Chipboard, which is similar to the back that supports paper pads, can also be used for books that are smaller than 7 by 9 inches. For books greater than this size, make sure the board is not stiff which can weaken the binding with time. In this case, a high quality illustration board can be used because it is stiffer and prevents warping. This board is made in a single ply, double ply or threesome ply. If the book is excessively large and requires even stronger covers then two illustration boards can be combined together and used as one. This can be done by pasting them onto each other and leaving them pressed between heavy weights for about 12 hours.
Mull is actually a word used for the cloth that is pasted to cover the tapes and the signatures after sewing is done. The main purpose of the mull is to assemble all the signatures together while ensuring that the backbone of the book remains flexible. An ideal mull is one that has enough weave space and durability. The first characteristic allows the paste to penetrate easily and stick it well over the tape and signatures, and the second feature lets the mull bear repeated flexing.
The most suitable choices for mull are white linen and muslin because of their high durability. Muslin is available in the unbleached form as well but it can mar the appearance because it may appear as shadow through the end sheets, particularly if they are thin.

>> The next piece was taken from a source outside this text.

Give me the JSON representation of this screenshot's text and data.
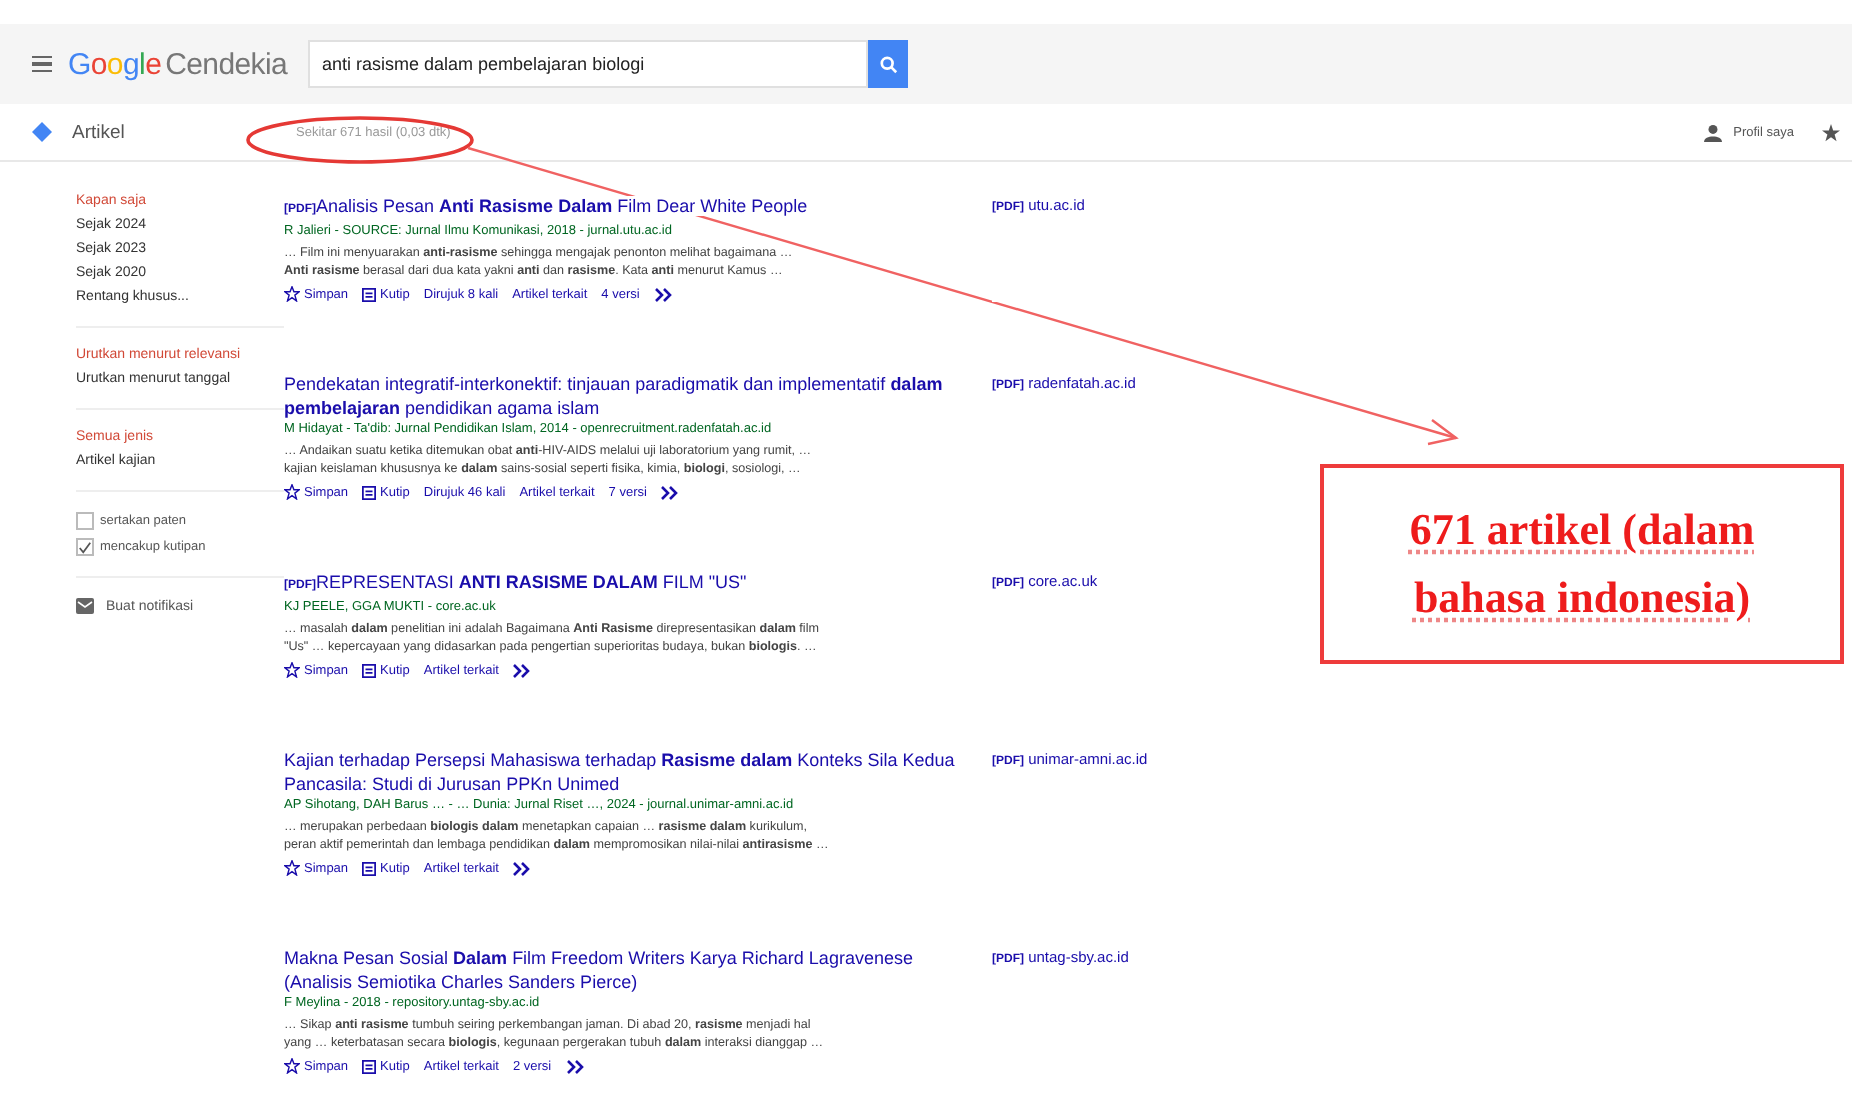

As such, a white muslin cloth is more preferable.
Since traditional times, a paste made out of wheat flour has been used for bookbinding. This particular glue is not only inexpensive, but gives very good results as well, making the binding stay put for several generations to come. Moreover, it is safer than other modern glues that contain chemicals in large quantities, and so can react with the paper and other bookbinding materials, thereby shortening the life.
The wheat flour paste (which I bought at Shepherds!) can easily be prepared at home. Pour almost one and a half cup of water into a saucepan. Add about four tablespoons of white flour in the water, but do this is in very small quantities. All the while, beat the mixture thoroughly with a fork or egg beater. Heat the mixture and stir it constantly until water begins to boil. Remove the saucepan from heat and let the mixture cool at room temperature. Remember that the stirring step is important because it prevents the mixture from getting burnt and sticking into the pan’s bottom. Once the paste has been cooled off, observe its consistency. If it seems too thick, then add more water.
This homemade paste can be stored at room temperature for a quite a few days. However, if it is refrigerated in an airtight container, its life can increase up to three weeks. If mold starts growing on the paste, then throw it out, and make some more.
Visit Eden Workshops page on Bookbinding Adhesives for a little more history, recipes and alternatives to wheat flour paste.